**ACTIVITY:**
The response has to reproduce all entries exactly while excluding their pictures.

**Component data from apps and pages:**
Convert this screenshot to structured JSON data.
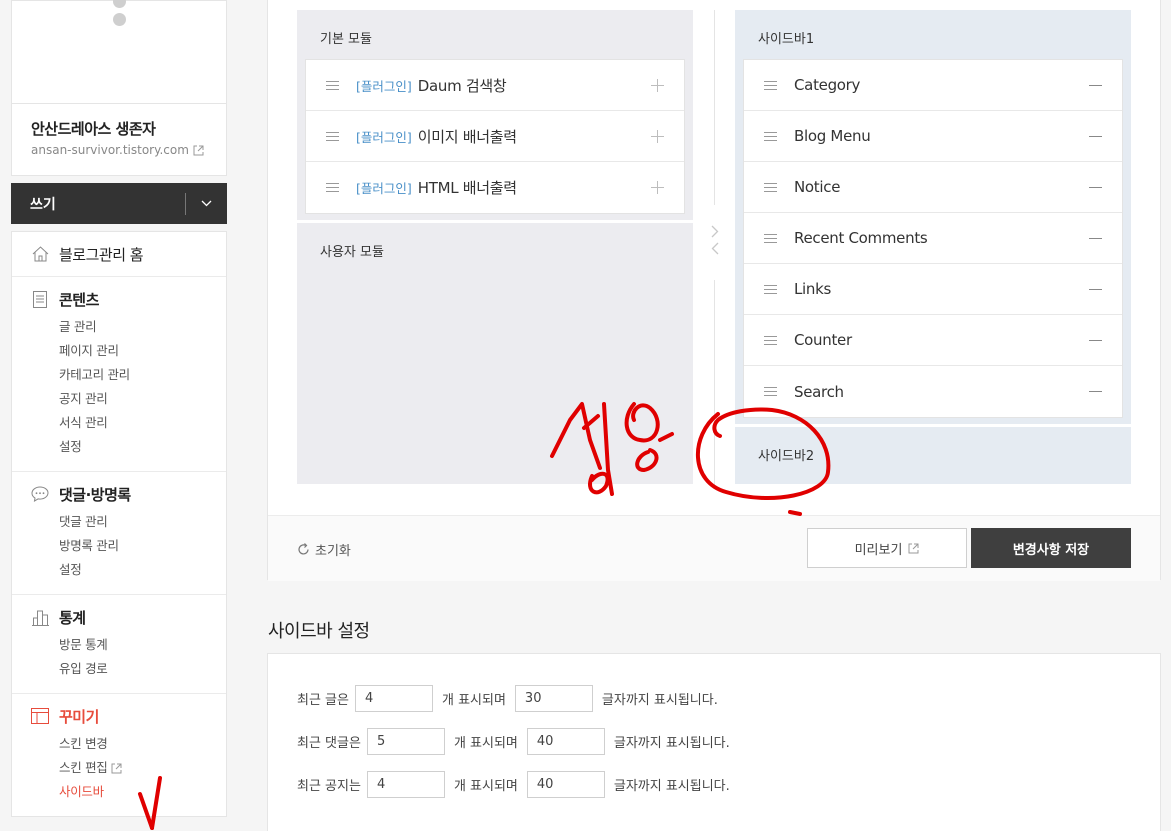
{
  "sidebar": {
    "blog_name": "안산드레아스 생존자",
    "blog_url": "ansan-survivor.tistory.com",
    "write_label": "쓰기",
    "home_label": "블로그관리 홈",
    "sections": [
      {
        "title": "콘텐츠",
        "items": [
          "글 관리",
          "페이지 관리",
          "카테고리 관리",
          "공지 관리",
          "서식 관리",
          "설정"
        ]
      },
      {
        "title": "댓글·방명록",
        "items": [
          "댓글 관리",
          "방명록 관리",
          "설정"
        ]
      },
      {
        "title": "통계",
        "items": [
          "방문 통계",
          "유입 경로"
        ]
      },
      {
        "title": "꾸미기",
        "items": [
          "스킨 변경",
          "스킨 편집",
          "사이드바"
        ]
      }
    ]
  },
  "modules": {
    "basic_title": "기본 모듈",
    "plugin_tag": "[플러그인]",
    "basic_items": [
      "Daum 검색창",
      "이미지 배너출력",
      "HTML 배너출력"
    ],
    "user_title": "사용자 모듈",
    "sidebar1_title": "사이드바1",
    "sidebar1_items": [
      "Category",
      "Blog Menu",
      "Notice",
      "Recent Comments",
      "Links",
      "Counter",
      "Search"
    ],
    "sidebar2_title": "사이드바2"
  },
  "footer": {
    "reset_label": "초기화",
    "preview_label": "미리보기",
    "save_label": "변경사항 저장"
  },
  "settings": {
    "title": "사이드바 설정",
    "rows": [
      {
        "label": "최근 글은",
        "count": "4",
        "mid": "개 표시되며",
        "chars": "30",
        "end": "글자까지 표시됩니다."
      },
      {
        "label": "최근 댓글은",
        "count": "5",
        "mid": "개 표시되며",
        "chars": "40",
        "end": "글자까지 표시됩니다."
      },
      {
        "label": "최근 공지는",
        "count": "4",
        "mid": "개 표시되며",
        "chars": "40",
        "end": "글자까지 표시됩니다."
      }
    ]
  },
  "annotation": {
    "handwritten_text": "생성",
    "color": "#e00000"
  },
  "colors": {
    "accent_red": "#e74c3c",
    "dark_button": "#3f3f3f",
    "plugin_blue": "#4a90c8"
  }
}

**EXERCISE RESPONSE:**
Convert this screenshot to structured JSON data.
{
  "sidebar": {
    "blog_name": "안산드레아스 생존자",
    "blog_url": "ansan-survivor.tistory.com",
    "write_label": "쓰기",
    "home_label": "블로그관리 홈",
    "sections": [
      {
        "title": "콘텐츠",
        "items": [
          "글 관리",
          "페이지 관리",
          "카테고리 관리",
          "공지 관리",
          "서식 관리",
          "설정"
        ]
      },
      {
        "title": "댓글·방명록",
        "items": [
          "댓글 관리",
          "방명록 관리",
          "설정"
        ]
      },
      {
        "title": "통계",
        "items": [
          "방문 통계",
          "유입 경로"
        ]
      },
      {
        "title": "꾸미기",
        "items": [
          "스킨 변경",
          "스킨 편집",
          "사이드바"
        ]
      }
    ]
  },
  "modules": {
    "basic_title": "기본 모듈",
    "plugin_tag": "[플러그인]",
    "basic_items": [
      "Daum 검색창",
      "이미지 배너출력",
      "HTML 배너출력"
    ],
    "user_title": "사용자 모듈",
    "sidebar1_title": "사이드바1",
    "sidebar1_items": [
      "Category",
      "Blog Menu",
      "Notice",
      "Recent Comments",
      "Links",
      "Counter",
      "Search"
    ],
    "sidebar2_title": "사이드바2"
  },
  "footer": {
    "reset_label": "초기화",
    "preview_label": "미리보기",
    "save_label": "변경사항 저장"
  },
  "settings": {
    "title": "사이드바 설정",
    "rows": [
      {
        "label": "최근 글은",
        "count": "4",
        "mid": "개 표시되며",
        "chars": "30",
        "end": "글자까지 표시됩니다."
      },
      {
        "label": "최근 댓글은",
        "count": "5",
        "mid": "개 표시되며",
        "chars": "40",
        "end": "글자까지 표시됩니다."
      },
      {
        "label": "최근 공지는",
        "count": "4",
        "mid": "개 표시되며",
        "chars": "40",
        "end": "글자까지 표시됩니다."
      }
    ]
  },
  "annotation": {
    "handwritten_text": "생성",
    "color": "#e00000"
  },
  "colors": {
    "accent_red": "#e74c3c",
    "dark_button": "#3f3f3f",
    "plugin_blue": "#4a90c8"
  }
}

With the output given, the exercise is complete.